TO DO =>
Where does the string "heading" appear in the material? Copy each line that holds it.
BEGIN DATA TO USE
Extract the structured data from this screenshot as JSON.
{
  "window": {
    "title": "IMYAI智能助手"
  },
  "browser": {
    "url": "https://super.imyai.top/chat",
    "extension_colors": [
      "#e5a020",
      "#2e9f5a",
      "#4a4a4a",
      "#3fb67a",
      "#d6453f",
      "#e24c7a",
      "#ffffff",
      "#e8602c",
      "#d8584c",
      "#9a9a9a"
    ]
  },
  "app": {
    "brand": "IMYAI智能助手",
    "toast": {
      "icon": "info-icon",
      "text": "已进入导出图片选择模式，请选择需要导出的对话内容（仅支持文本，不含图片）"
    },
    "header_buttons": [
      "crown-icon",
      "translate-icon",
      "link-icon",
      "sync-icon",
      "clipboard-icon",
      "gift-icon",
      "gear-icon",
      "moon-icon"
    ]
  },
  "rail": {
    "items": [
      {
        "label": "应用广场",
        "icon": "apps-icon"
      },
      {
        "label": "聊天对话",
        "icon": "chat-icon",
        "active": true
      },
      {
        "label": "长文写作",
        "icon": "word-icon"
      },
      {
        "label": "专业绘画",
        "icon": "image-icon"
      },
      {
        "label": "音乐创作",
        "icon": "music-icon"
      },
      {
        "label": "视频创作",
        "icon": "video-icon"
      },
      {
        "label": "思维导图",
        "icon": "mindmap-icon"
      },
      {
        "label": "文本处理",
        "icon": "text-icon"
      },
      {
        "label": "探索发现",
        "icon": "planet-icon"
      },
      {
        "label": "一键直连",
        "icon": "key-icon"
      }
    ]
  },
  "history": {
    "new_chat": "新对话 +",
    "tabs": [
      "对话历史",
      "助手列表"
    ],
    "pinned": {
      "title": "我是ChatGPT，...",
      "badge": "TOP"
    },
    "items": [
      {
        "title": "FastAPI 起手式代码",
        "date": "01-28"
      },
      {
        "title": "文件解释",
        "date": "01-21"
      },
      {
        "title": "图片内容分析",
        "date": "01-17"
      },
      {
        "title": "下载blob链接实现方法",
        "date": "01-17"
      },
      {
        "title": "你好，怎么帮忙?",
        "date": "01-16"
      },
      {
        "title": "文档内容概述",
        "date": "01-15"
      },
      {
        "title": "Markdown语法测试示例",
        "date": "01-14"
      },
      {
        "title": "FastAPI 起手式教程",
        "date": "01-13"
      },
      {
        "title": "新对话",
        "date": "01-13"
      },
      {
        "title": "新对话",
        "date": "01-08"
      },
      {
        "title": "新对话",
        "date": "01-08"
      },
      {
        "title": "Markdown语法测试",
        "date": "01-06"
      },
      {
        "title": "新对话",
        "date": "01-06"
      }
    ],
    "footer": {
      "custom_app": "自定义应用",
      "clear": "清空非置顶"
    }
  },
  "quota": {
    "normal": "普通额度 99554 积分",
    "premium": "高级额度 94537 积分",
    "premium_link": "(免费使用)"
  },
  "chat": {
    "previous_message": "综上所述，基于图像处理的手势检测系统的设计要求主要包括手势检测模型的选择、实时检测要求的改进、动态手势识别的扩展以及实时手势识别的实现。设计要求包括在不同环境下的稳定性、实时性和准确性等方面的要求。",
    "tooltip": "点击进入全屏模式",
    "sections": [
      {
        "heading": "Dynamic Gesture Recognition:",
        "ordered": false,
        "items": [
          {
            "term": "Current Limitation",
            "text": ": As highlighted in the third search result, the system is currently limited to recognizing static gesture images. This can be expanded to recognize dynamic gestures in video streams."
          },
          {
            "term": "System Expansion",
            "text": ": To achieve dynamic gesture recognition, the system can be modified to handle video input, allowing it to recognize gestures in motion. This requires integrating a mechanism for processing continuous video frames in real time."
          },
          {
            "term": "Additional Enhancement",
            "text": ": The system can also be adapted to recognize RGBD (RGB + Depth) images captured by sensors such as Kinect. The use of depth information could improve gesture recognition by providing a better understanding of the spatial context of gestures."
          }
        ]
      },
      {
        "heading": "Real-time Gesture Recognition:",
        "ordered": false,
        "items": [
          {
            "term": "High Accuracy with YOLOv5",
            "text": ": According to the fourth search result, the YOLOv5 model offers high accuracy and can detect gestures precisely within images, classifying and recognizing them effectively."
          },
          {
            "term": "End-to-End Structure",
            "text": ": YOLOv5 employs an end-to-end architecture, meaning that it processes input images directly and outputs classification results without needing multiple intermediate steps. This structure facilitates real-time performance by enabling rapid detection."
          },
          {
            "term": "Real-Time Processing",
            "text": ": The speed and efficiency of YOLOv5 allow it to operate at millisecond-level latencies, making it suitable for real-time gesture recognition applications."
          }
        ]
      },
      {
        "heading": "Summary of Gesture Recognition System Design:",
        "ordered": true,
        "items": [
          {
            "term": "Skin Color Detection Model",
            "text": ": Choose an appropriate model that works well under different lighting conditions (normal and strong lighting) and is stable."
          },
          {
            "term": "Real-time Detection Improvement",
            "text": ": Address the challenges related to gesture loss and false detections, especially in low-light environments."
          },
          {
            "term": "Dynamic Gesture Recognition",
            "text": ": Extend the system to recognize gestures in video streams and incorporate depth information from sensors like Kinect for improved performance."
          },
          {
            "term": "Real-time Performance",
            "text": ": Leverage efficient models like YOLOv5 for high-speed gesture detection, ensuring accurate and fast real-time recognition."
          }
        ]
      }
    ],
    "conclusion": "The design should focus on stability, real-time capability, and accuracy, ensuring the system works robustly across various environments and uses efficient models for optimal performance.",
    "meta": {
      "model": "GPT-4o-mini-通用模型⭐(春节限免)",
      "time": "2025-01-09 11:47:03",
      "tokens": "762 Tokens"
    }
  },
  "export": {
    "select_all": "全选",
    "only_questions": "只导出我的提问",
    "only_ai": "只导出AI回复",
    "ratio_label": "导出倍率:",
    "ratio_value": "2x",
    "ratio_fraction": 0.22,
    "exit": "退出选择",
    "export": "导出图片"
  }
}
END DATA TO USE
SOLUTION FOR THIS TASK =>
        "heading": "Dynamic Gesture Recognition:",
        "heading": "Real-time Gesture Recognition:",
        "heading": "Summary of Gesture Recognition System Design:",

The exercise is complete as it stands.